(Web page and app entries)
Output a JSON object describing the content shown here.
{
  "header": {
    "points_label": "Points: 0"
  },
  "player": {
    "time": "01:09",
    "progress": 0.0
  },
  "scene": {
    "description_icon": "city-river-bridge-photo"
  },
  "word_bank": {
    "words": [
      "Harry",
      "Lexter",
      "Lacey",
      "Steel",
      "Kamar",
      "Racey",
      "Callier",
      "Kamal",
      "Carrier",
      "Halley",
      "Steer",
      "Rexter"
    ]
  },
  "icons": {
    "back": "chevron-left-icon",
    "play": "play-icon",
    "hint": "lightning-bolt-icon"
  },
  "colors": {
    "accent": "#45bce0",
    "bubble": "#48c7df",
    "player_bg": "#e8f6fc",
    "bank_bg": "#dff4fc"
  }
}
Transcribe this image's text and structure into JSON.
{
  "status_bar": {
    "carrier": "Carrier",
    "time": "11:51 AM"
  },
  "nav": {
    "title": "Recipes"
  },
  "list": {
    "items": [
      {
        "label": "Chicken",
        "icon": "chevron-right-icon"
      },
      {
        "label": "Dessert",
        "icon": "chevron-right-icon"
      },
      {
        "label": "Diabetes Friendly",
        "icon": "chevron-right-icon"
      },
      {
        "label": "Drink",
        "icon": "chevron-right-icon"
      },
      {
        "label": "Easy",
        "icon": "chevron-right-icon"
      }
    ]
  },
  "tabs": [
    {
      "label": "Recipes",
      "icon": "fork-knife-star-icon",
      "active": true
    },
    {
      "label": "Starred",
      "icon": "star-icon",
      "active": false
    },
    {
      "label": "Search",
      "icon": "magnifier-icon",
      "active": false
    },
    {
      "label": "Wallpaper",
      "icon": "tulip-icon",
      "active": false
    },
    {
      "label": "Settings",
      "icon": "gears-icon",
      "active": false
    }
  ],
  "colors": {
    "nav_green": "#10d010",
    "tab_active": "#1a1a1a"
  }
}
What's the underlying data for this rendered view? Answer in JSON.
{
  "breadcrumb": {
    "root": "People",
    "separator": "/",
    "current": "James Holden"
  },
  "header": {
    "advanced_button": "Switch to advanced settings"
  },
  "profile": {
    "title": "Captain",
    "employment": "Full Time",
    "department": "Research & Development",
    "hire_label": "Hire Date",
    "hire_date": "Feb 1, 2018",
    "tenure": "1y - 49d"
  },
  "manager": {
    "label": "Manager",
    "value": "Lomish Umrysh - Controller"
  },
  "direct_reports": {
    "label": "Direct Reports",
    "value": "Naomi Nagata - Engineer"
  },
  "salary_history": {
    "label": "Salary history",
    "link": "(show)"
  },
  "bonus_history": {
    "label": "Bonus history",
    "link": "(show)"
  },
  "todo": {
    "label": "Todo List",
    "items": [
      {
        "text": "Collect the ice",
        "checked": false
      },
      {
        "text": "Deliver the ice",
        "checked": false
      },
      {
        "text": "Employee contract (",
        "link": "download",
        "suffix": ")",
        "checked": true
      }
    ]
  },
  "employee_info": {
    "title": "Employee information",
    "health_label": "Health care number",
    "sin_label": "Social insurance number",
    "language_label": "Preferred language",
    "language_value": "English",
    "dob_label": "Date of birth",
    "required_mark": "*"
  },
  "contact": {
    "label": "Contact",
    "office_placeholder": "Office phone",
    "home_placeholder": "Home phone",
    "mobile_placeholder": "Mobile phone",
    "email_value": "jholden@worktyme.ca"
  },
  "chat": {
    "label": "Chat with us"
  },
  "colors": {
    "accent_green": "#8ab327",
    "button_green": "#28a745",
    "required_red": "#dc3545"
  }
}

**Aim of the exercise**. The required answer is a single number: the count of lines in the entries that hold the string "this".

**Your solution**. 2